# What you need to do
In the material below, find each line that contains the word "JSON" and copy it.

# Data records

* * * * *

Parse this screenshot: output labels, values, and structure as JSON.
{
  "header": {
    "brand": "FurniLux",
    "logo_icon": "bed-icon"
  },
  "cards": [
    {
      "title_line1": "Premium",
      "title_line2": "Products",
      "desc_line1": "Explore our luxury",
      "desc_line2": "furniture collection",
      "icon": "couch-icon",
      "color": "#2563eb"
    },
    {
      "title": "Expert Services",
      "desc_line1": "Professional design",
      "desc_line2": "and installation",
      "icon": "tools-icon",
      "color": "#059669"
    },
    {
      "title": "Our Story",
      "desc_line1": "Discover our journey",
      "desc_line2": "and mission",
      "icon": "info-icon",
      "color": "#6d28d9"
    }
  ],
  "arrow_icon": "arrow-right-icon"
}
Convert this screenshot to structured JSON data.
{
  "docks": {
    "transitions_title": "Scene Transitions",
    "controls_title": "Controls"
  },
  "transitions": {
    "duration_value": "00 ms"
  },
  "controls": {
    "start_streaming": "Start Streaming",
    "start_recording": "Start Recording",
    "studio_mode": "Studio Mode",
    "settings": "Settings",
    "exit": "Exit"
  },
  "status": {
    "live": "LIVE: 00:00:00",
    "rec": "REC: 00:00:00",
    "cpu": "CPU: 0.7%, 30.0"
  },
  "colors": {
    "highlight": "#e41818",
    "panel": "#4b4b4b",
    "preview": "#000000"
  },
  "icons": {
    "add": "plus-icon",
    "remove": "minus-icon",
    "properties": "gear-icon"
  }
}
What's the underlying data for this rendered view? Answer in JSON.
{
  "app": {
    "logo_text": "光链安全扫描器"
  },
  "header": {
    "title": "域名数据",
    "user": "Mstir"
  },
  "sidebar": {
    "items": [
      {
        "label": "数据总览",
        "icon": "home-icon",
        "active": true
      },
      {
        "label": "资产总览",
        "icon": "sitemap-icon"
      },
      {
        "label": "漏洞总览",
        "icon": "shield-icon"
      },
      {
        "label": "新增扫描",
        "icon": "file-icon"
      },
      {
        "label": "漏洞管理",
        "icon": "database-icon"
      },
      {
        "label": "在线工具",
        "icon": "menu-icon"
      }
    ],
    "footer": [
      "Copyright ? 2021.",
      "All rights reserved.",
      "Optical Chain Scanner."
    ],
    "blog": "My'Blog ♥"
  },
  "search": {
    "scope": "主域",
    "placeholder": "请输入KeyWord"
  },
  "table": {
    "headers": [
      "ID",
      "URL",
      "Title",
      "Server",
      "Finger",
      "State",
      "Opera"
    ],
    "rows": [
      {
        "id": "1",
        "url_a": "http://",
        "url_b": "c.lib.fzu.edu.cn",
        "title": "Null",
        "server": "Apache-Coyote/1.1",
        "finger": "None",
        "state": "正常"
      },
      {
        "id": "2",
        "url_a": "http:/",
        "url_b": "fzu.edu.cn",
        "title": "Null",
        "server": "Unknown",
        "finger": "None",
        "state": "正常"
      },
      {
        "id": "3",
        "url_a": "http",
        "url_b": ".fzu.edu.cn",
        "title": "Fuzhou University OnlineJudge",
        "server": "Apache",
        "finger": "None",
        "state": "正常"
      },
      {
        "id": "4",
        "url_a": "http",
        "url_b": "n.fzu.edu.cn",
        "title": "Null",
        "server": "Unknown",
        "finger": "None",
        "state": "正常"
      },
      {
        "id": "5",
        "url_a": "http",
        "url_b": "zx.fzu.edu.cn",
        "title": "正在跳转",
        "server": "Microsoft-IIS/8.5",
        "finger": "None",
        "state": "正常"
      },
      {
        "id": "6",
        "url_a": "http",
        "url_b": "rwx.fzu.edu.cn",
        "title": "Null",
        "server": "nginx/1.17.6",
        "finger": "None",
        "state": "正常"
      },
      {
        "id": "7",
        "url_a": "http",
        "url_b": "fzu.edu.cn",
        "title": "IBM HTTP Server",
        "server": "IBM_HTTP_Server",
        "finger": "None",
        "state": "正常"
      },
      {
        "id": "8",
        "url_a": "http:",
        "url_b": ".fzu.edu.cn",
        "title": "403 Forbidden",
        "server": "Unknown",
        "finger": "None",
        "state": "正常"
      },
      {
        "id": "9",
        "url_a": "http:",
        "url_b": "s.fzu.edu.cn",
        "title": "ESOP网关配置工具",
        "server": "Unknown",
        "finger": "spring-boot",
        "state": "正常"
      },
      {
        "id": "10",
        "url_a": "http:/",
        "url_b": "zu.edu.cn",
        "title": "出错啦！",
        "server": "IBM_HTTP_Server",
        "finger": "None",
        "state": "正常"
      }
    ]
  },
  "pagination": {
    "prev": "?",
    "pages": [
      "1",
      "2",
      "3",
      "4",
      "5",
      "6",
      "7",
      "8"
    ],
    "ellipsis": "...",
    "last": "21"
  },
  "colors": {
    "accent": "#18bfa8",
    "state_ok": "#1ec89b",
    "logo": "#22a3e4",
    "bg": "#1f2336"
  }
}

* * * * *

# Exercise answer
Parse this screenshot: output labels, values, and structure as JSON.
Convert this screenshot to structured JSON data.
What's the underlying data for this rendered view? Answer in JSON.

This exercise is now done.